RECORD EXTRACTS
__________

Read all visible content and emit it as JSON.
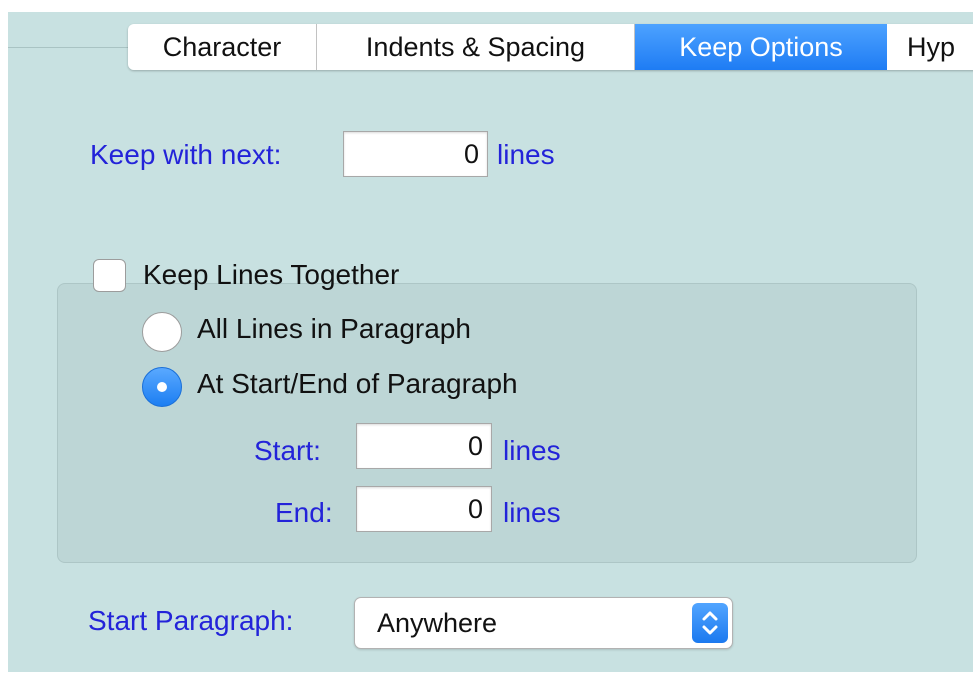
{
  "tabs": {
    "items": [
      {
        "label": "Character"
      },
      {
        "label": "Indents & Spacing"
      },
      {
        "label": "Keep Options"
      },
      {
        "label": "Hyp"
      }
    ],
    "active_index": 2
  },
  "keep_with_next": {
    "label": "Keep with next:",
    "value": "0",
    "unit": "lines"
  },
  "keep_lines_together": {
    "label": "Keep Lines Together",
    "checked": false,
    "options": [
      {
        "label": "All Lines in Paragraph",
        "selected": false
      },
      {
        "label": "At Start/End of Paragraph",
        "selected": true
      }
    ],
    "start": {
      "label": "Start:",
      "value": "0",
      "unit": "lines"
    },
    "end": {
      "label": "End:",
      "value": "0",
      "unit": "lines"
    }
  },
  "start_paragraph": {
    "label": "Start Paragraph:",
    "value": "Anywhere"
  },
  "colors": {
    "panel_bg": "#c8e1e1",
    "group_bg": "#bdd6d6",
    "label_blue": "#2323d9",
    "accent_blue": "#1e7cf4"
  },
  "icons": {
    "select_arrows": "up-down-chevron-icon",
    "radio_dot": "radio-dot-icon"
  }
}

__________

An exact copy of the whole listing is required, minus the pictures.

SOLUTION TO THE EXERCISE
Read all visible content and emit it as JSON.
{
  "tabs": {
    "items": [
      {
        "label": "Character"
      },
      {
        "label": "Indents & Spacing"
      },
      {
        "label": "Keep Options"
      },
      {
        "label": "Hyp"
      }
    ],
    "active_index": 2
  },
  "keep_with_next": {
    "label": "Keep with next:",
    "value": "0",
    "unit": "lines"
  },
  "keep_lines_together": {
    "label": "Keep Lines Together",
    "checked": false,
    "options": [
      {
        "label": "All Lines in Paragraph",
        "selected": false
      },
      {
        "label": "At Start/End of Paragraph",
        "selected": true
      }
    ],
    "start": {
      "label": "Start:",
      "value": "0",
      "unit": "lines"
    },
    "end": {
      "label": "End:",
      "value": "0",
      "unit": "lines"
    }
  },
  "start_paragraph": {
    "label": "Start Paragraph:",
    "value": "Anywhere"
  },
  "colors": {
    "panel_bg": "#c8e1e1",
    "group_bg": "#bdd6d6",
    "label_blue": "#2323d9",
    "accent_blue": "#1e7cf4"
  },
  "icons": {
    "select_arrows": "up-down-chevron-icon",
    "radio_dot": "radio-dot-icon"
  }
}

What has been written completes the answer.